by Mary Baxter, May 11th 2006
When razor wire was placed across the entrance to the track leading to the Al Azzeh homes in December 2005, it was done at the instigation of Israeli settlers from Tel Rumeida settlement.
The children of the Al Azzeh family need to pass it in order to get to school every day. The razor wire has been placed in a way that an adult and some teenagers could open it. An elderly person can not open it nor could the younger children. The wire was coiled, with coils of larger than 1 metre diameter and opened like a very wobbly gate. Younger children were dependent upon an Israeli soldier being helpful.
When the family appealed to the Israeli Supreme Court, the court issued an order that they should be allowed to access their home freely. But the soldiers were not briefed as to the court order that the family could pass and the Tel Rumeida settlement women would come out and tell the soldiers that the children were not allowed to pass. This often causes problems when children came home from school.
In February, someone (settler or soldier) placed a heavy sandbag on the wire near the opening. This made the wire too heavy for Janette or even a soldier to open up. So, a soldier helped tread down the wire and the children were helped across it. This was very difficult for the younger children.

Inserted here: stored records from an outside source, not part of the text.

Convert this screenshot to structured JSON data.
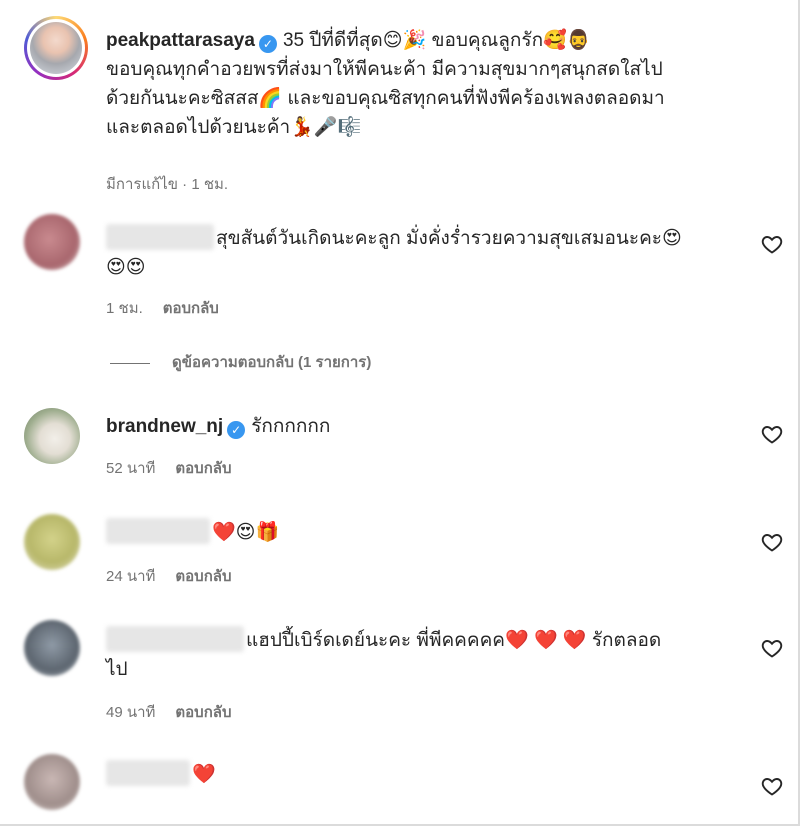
{
  "caption": {
    "username": "peakpattarasaya",
    "text_line1": "35 ปีที่ดีที่สุด😊🎉 ขอบคุณลูกรัก🥰🧔‍♂️",
    "text_line2": "ขอบคุณทุกคำอวยพรที่ส่งมาให้พีคนะค้า มีความสุขมากๆสนุกสดใสไป",
    "text_line3": "ด้วยกันนะคะซิสสส🌈 และขอบคุณซิสทุกคนที่ฟังพีคร้องเพลงตลอดมา",
    "text_line4": "และตลอดไปด้วยนะค้า💃🎤🎼",
    "meta": "มีการแก้ไข · 1 ชม."
  },
  "view_replies": "ดูข้อความตอบกลับ (1 รายการ)",
  "reply_label": "ตอบกลับ",
  "comments": [
    {
      "text_line1": "สุขสันต์วันเกิดนะคะลูก มั่งคั่งร่ำรวยความสุขเสมอนะคะ😍",
      "text_line2": "😍😍",
      "time": "1 ชม."
    },
    {
      "username": "brandnew_nj",
      "text_line1": "รักกกกกก",
      "time": "52 นาที"
    },
    {
      "text_line1": "❤️😍🎁",
      "time": "24 นาที"
    },
    {
      "text_line1": "แฮปปี้เบิร์ดเดย์นะคะ พี่พีคคคคค❤️ ❤️ ❤️ รักตลอด",
      "text_line2": "ไป",
      "time": "49 นาที"
    },
    {
      "text_line1": "❤️"
    }
  ],
  "colors": {
    "verified": "#3897f0",
    "meta": "#737373",
    "text": "#262626"
  },
  "icons": {
    "like": "heart-outline-icon",
    "verified": "verified-badge-icon"
  }
}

On one occasion, a seven year old girl was by herself and had trouble crossing the wire. The soldier on duty would not help so a seventy-five year old ISM volunteer tried to help. The volunteers clothing got caught on the wire and she fell over, luckily not on to the wire. The soldier present did nothing. On some occasions, a helpful soldier held down the wire with his foot while the children passed.
In March, someone (soldier or settler) adjusted the razor wire so that the coils were of full height. This meant that the children had to go round the top of the wire on a narrow steep path which was difficult for the older girls with schoolbags on their backs. The younger children always needed help. Then, towards the end of Passover, a soldier pushed the wire so that the narrow path became extremely narrow. The older girls needed help and the younger children could only pass if an adult met them on the other side of the wire.
Last week, a helpful soldier managed to help fix the wire so that it could be opened at another place. The older girls were able to open it like a gate again. But then someone (settler or soldier) put a sandbag at that place, making the wire too heavy to lift open.
Another soldier tore the sandbag so that the sand fell out and no longer weighed the wire of the opening down.
Today, the older girls were able to open the wire. This was necessary because the soldier outside the settlement told ISM volunteers that he would not help the children. One of the soldiers on duty near the ISM apartment referred to Palestinians as “animals” when he detained them for no reason for 45 minutes.
At times, the soldier on duty refuses to believe that the court order exists. He will point to the wire and say that it would not be there if the children were meant to pass. It is not surprising that he would think this. It is hard to believe that children are expected to pass razor wire.
On one occasion recently, the children were held up by a soldier for an hour until the police came and said that they could pass. The same soldier aged 19 years was standing over a 14 year old girl, very close, trying to force her away.